If you wanted to know whether Barack Obama’s Presidential Center is going to look more like the sore thumb of the University of Chicago’s Reva and David Logan Center for the Arts, or the nearly invisible bunker of Philadelphia’s Barnes Art Museum, last night’s meet and greet with the architects at the DuSable Museum wasn’t any help.
An intimate, cozy-up-to-the-neighbors affair for a few dozen representatives of local groups that have been clamoring for more community input, the event featured brief words from the New York-based architects Tod Williams and Billie Tsien, whose portfolio includes both the Logan Center and Barnes Museum, followed by a chance to rub elbows with them (and “mother-in-law-in-chief” Marian Robinson) at an open-bar reception.
Obama Foundation Vice President of Civic Engagement Michael Strautmanis announced that the architectural team, which includes Dina Griffin of the Chicago firm of Interactive Design Architects, “is already a family,” and that the Obama facility, with its mission to function as an urban center, “will be unlike any other presidential library.”
Obama is still in the process of exploring ideas for the design, after which “we’ll open our community process,” Strautmanis said. He assured the audience, “Your voices will be heard,” adding, in an oblique reference to community complaints, “We’ll need your engagement in a constructive manner.” The plan is to break ground late next year and open in 2021.
Tsien said she screamed with excitement when they got the call awarding them this project, which she regards as the pinnacle of their careers. Then, she said, she called her mother.
Williams noted that she didn’t call him.
“We’ve been working together 40 years,” Tsien said, “but we’re married, so I’d like to say it seems like 80 years.”

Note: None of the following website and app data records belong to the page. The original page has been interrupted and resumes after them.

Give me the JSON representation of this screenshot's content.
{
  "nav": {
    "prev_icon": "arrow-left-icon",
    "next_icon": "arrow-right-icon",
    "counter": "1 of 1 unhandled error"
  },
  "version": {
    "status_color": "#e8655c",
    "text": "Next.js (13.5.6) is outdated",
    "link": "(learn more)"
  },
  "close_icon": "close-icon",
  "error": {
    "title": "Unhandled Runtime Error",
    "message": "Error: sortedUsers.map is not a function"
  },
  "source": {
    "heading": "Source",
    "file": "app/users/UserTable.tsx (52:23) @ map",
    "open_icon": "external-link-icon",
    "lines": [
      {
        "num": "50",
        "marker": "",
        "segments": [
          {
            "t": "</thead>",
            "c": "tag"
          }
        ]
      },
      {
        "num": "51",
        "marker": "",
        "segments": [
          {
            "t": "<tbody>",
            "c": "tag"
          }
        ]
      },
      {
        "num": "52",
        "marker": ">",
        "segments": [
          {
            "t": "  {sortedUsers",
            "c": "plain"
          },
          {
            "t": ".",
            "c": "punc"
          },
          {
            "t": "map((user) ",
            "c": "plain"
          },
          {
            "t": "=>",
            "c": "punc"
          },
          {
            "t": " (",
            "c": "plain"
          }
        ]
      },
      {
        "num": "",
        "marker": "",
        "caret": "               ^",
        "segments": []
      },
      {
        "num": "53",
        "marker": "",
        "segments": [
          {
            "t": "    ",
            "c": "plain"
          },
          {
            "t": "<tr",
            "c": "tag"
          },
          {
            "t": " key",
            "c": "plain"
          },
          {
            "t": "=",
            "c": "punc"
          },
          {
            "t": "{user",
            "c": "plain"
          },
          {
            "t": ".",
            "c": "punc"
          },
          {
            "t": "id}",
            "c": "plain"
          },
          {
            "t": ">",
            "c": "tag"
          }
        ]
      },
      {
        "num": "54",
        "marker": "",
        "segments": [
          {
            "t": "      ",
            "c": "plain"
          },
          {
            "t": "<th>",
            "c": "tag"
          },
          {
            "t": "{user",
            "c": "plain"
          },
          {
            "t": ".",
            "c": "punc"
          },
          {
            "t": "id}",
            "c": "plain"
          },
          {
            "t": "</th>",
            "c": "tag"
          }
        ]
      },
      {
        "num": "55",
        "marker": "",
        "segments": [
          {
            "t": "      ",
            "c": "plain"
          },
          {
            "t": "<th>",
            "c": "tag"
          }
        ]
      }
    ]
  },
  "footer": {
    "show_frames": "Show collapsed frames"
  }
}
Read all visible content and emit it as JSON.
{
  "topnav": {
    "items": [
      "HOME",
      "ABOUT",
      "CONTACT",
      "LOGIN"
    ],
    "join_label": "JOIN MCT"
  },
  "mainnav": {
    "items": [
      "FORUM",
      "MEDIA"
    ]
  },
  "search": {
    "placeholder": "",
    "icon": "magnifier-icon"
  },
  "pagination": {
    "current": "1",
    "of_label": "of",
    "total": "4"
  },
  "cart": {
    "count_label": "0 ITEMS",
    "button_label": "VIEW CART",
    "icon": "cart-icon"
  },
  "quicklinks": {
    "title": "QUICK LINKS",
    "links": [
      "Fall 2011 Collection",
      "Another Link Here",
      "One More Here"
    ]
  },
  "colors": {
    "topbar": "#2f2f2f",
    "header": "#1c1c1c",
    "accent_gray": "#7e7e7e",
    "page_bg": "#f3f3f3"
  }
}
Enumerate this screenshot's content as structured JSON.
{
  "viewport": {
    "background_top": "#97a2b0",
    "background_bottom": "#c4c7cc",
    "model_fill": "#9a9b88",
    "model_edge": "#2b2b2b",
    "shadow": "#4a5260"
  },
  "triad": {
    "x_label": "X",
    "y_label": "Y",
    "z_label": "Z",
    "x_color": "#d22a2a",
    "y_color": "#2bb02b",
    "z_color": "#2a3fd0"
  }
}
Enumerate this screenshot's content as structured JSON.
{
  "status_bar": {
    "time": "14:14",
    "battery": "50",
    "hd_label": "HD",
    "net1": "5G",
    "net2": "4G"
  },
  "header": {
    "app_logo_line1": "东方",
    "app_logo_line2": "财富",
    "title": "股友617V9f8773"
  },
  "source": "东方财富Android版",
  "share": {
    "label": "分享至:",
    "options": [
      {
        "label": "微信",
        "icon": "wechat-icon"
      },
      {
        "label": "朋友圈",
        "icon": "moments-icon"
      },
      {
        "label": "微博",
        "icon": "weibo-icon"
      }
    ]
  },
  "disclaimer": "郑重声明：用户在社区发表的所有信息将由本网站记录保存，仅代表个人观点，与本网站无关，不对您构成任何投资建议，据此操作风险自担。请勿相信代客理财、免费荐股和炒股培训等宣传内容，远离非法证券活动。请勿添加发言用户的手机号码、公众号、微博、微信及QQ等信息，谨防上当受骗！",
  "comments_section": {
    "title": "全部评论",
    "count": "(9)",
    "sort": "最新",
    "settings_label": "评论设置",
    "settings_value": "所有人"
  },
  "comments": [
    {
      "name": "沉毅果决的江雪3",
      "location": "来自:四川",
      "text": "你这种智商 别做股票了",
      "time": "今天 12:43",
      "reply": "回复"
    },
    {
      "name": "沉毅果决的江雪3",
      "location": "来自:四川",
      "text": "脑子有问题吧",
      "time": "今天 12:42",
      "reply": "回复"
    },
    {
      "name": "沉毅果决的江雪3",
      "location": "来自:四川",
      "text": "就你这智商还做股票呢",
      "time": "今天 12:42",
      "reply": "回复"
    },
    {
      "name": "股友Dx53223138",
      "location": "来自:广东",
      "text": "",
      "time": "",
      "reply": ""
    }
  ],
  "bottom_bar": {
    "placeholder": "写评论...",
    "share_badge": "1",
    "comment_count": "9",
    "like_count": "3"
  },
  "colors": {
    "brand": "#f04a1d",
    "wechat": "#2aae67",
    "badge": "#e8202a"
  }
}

They’re charming, but their work tends to be either serene or severe. Which way it’ll go for this immensely important addition to Jackson Park remains to be seen.